▼

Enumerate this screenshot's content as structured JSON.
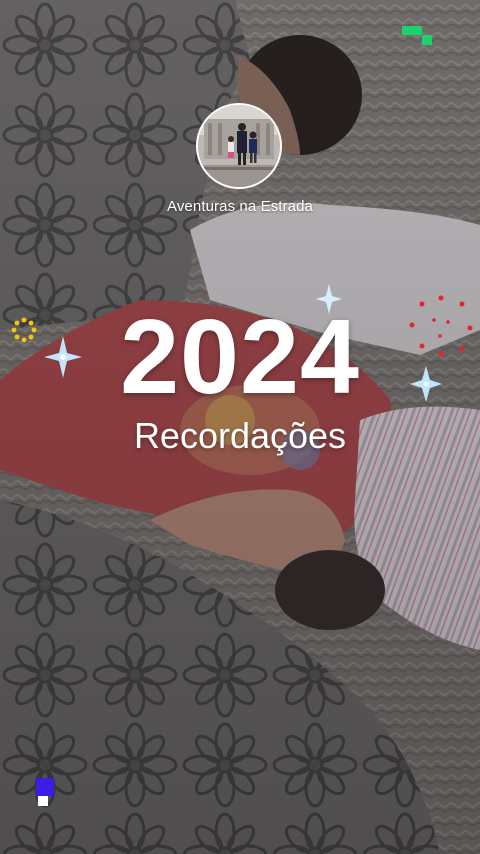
{
  "album": {
    "name": "Aventuras na Estrada"
  },
  "memory": {
    "year": "2024",
    "title": "Recordações"
  },
  "colors": {
    "accent_green": "#19d36b",
    "accent_blue": "#3b1ee6",
    "sparkle": "#bfe6ff",
    "firework_red": "#e5242b",
    "firework_yellow": "#f3c515"
  },
  "icons": {
    "avatar": "album-cover-photo",
    "sparkles": "sparkle-icon",
    "firework": "firework-icon"
  }
}
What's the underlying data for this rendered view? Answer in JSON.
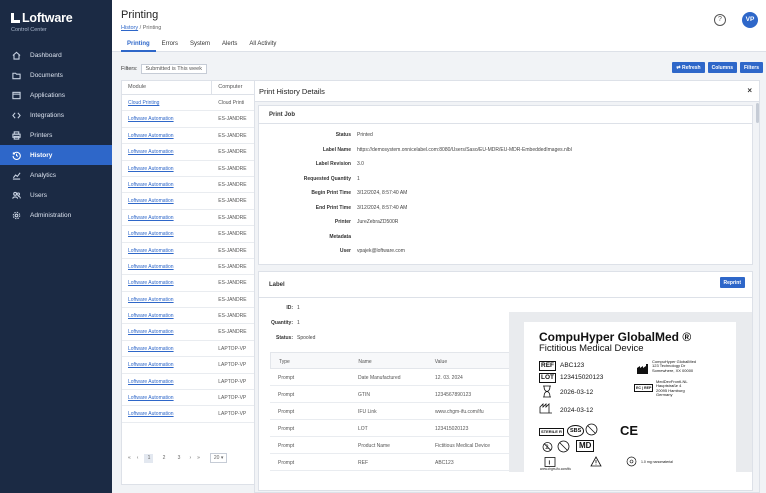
{
  "brand": {
    "name": "Loftware",
    "subtitle": "Control Center"
  },
  "nav": [
    {
      "label": "Dashboard",
      "icon": "home-icon"
    },
    {
      "label": "Documents",
      "icon": "folder-icon"
    },
    {
      "label": "Applications",
      "icon": "window-icon"
    },
    {
      "label": "Integrations",
      "icon": "code-icon"
    },
    {
      "label": "Printers",
      "icon": "printer-icon"
    },
    {
      "label": "History",
      "icon": "history-icon",
      "active": true
    },
    {
      "label": "Analytics",
      "icon": "chart-icon"
    },
    {
      "label": "Users",
      "icon": "users-icon"
    },
    {
      "label": "Administration",
      "icon": "gear-icon"
    }
  ],
  "header": {
    "title": "Printing",
    "breadcrumb_link": "History",
    "breadcrumb_current": "Printing",
    "separator": "/",
    "help": "?",
    "avatar": "VP"
  },
  "tabs": [
    {
      "label": "Printing",
      "active": true
    },
    {
      "label": "Errors"
    },
    {
      "label": "System"
    },
    {
      "label": "Alerts"
    },
    {
      "label": "All Activity"
    }
  ],
  "filters": {
    "label": "Filters:",
    "chip": "Submitted is This week"
  },
  "buttons": {
    "refresh": "⇄ Refresh",
    "columns": "Columns",
    "filters": "Filters"
  },
  "grid": {
    "columns": [
      "Module",
      "Computer"
    ],
    "rows": [
      [
        "Cloud Printing",
        "Cloud Printi"
      ],
      [
        "Loftware Automation",
        "ES-JANDRE"
      ],
      [
        "Loftware Automation",
        "ES-JANDRE"
      ],
      [
        "Loftware Automation",
        "ES-JANDRE"
      ],
      [
        "Loftware Automation",
        "ES-JANDRE"
      ],
      [
        "Loftware Automation",
        "ES-JANDRE"
      ],
      [
        "Loftware Automation",
        "ES-JANDRE"
      ],
      [
        "Loftware Automation",
        "ES-JANDRE"
      ],
      [
        "Loftware Automation",
        "ES-JANDRE"
      ],
      [
        "Loftware Automation",
        "ES-JANDRE"
      ],
      [
        "Loftware Automation",
        "ES-JANDRE"
      ],
      [
        "Loftware Automation",
        "ES-JANDRE"
      ],
      [
        "Loftware Automation",
        "ES-JANDRE"
      ],
      [
        "Loftware Automation",
        "ES-JANDRE"
      ],
      [
        "Loftware Automation",
        "ES-JANDRE"
      ],
      [
        "Loftware Automation",
        "LAPTOP-VP"
      ],
      [
        "Loftware Automation",
        "LAPTOP-VP"
      ],
      [
        "Loftware Automation",
        "LAPTOP-VP"
      ],
      [
        "Loftware Automation",
        "LAPTOP-VP"
      ],
      [
        "Loftware Automation",
        "LAPTOP-VP"
      ]
    ]
  },
  "pager": {
    "first": "«",
    "prev": "‹",
    "pages": [
      "1",
      "2",
      "3"
    ],
    "next": "›",
    "last": "»",
    "page_size": "20 ▾"
  },
  "details": {
    "title": "Print History Details",
    "close": "×",
    "job_title": "Print Job",
    "job": [
      {
        "k": "Status",
        "v": "Printed"
      },
      {
        "k": "Label Name",
        "v": "https://demosystem.onnicelabel.com:8080/Users/Saso/EU-MDR/EU-MDR-EmbeddedImages.nlbl"
      },
      {
        "k": "Label Revision",
        "v": "3.0"
      },
      {
        "k": "Requested Quantity",
        "v": "1"
      },
      {
        "k": "Begin Print Time",
        "v": "3/12/2024, 8:57:40 AM"
      },
      {
        "k": "End Print Time",
        "v": "3/12/2024, 8:57:40 AM"
      },
      {
        "k": "Printer",
        "v": "JureZebraZD500R"
      },
      {
        "k": "Metadata",
        "v": ""
      },
      {
        "k": "User",
        "v": "vpajek@loftware.com"
      }
    ],
    "label_title": "Label",
    "reprint": "Reprint",
    "label_info": [
      {
        "k": "ID:",
        "v": "1"
      },
      {
        "k": "Quantity:",
        "v": "1"
      },
      {
        "k": "Status:",
        "v": "Spooled"
      }
    ],
    "table_head": [
      "Type",
      "Name",
      "Value"
    ],
    "table_rows": [
      [
        "Prompt",
        "Date Manufactured",
        "12. 03. 2024"
      ],
      [
        "Prompt",
        "GTIN",
        "1234567890123"
      ],
      [
        "Prompt",
        "IFU Link",
        "www.chgm-ifu.com/ifu"
      ],
      [
        "Prompt",
        "LOT",
        "123415020123"
      ],
      [
        "Prompt",
        "Product Name",
        "Fictitious Medical Device"
      ],
      [
        "Prompt",
        "REF",
        "ABC123"
      ]
    ]
  },
  "label_preview": {
    "brand": "CompuHyper GlobalMed ®",
    "product": "Fictitious Medical Device",
    "ref_sym": "REF",
    "ref": "ABC123",
    "lot_sym": "LOT",
    "lot": "123415020123",
    "expiry": "2026-03-12",
    "mfg_date": "2024-03-12",
    "manufacturer": [
      "CompuHyper GlobalMed",
      "123 Technology Dr",
      "Somewhere, XX 00000"
    ],
    "ec_sym": "EC",
    "rep_sym": "REP",
    "rep": [
      "MedDevFrontl-NL",
      "Hauptstraße 4",
      "20095 Hamburg",
      "Germany"
    ],
    "sterile": "STERILE R",
    "sbs": "SBS",
    "md": "MD",
    "ce": "CE",
    "ifu_url": "www.chgm-ifu.com/ifu",
    "nano": "1.0 mg nanomaterial"
  }
}
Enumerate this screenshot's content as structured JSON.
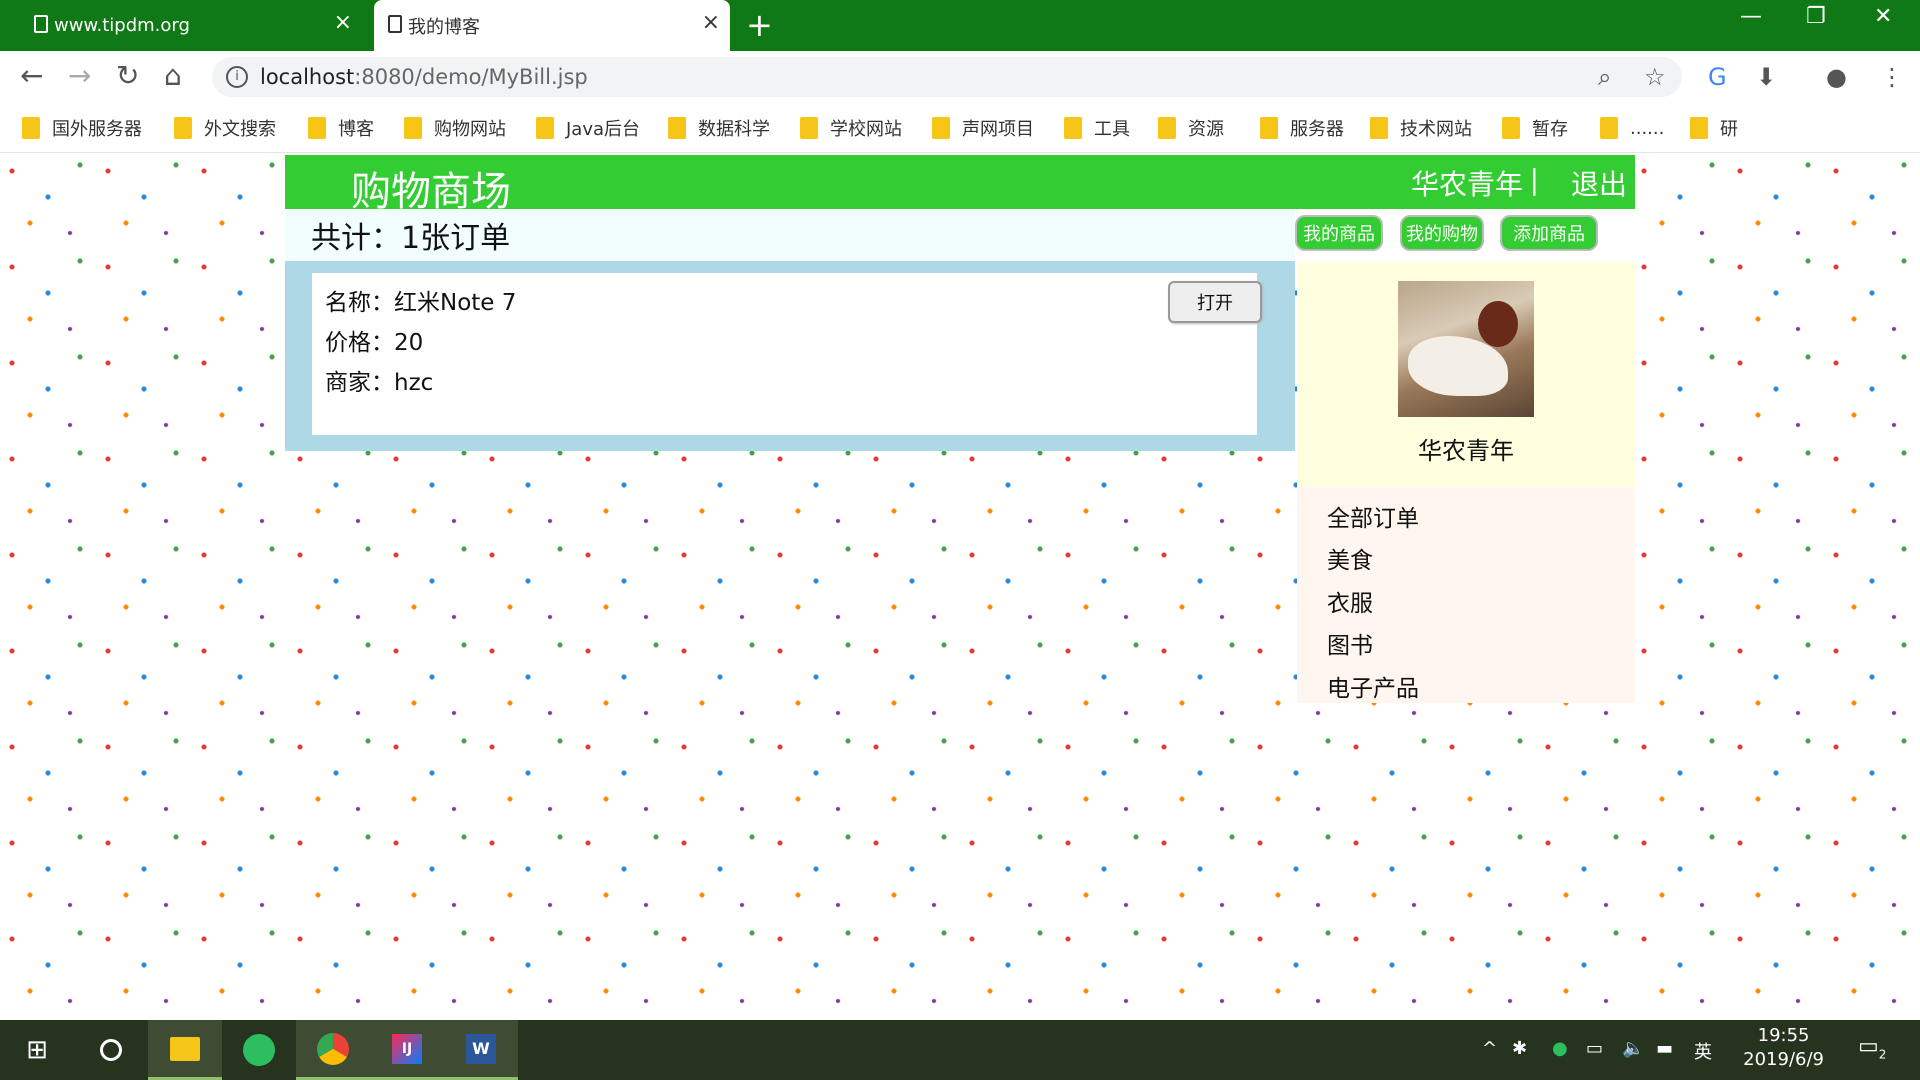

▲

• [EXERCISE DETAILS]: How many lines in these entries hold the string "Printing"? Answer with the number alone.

• [WORKED SOLUTION]: 4